A Twitter Town Hall, like a public meeting or webinar, gives the opportunity for a live question and answer period with subject matter experts. To follow the conversation or submit a question, include the hashtag “#agischat” in your tweet. All agriculture-related organizations, industry leaders, friends, and supporters are invited to join the discussion.

WHAT: Twitter Town Hall on Master Gardener Programs and Gardening

WHO:

  • Pamela Bennett, Associate Professor at the Ohio State University, Master Gardener Volunteer Program Director, Horticulture Educator/Director, OSU Extension, Clark County
  • Mike Maddox, Master Gardener Program Director at the University of Wisconsin-Extension

WHEN: Friday, July 8
2:00-3:00 p.m. ET
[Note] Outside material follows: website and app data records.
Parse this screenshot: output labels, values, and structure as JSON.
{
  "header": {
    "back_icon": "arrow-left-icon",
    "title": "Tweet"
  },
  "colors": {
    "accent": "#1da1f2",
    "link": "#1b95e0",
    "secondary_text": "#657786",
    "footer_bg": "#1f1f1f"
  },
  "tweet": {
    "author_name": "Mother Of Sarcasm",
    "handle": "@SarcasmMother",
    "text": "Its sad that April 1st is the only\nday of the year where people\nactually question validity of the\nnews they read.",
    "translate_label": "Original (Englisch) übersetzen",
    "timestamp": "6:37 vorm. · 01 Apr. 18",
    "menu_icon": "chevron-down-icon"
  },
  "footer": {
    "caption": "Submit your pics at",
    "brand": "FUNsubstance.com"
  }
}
WHERE: Participating Twitter handles include: @agisamerica, @osuemgv, and @UWEXMG.

About the Ohio State University Extension – Clark County
Ohio State University Extension brings the knowledge of the university directly to you. They fulfill the land-grant mission of TheOhio State University by interpreting knowledge and research developed by Extension and other faculty and staff at the Ohio Agricultural Research and Development Center, Ohio State main campus, and other land-grant universities – so Ohioans can use the scientifically based information to better their lives, businesses and communities.

About the University of Wisconsin-Madison, Department of Horticulture
The University of Wisconsin-Extension works in partnership with 26 UW System campuses, 72 Wisconsin counties, three tribal governments, and other public and private organizations to fulfill its public service mission. This is the “Wisconsin Idea” – extending the university’s boundaries to the corners of the state. Through statewide outreach networks, UW-Extension also connects university research to the specific needs and interests of residents and communities. Educators, working on campuses and in communities, use up-to-date research and careful analysis to help Wisconsin people address economic, social and environmental issues.

The Cooperative Extension works with individuals, families, farms, business and communities, applying university knowledge and research to address issues in rural, suburban and urban settings. Locally-based Cooperative Extension staff collaborates with University of Wisconsin campus specialists to provide educational programming in Wisconsin’s 72 counties and within three tribal nations.

About Agriculture is America (Ag is America)
The agriculture industry – sustained in large part by the American land-grant university system through Colleges of Agriculture, Agricultural Experiment Stations, and Cooperative Extension – is integral to jobs, national security, and health. Ag is America works to promote research and news from land-grant universities across the United States. To learn more, visithttp://agisamerica.org/.

SOURCE Agriculture is America (AgIsAmerica)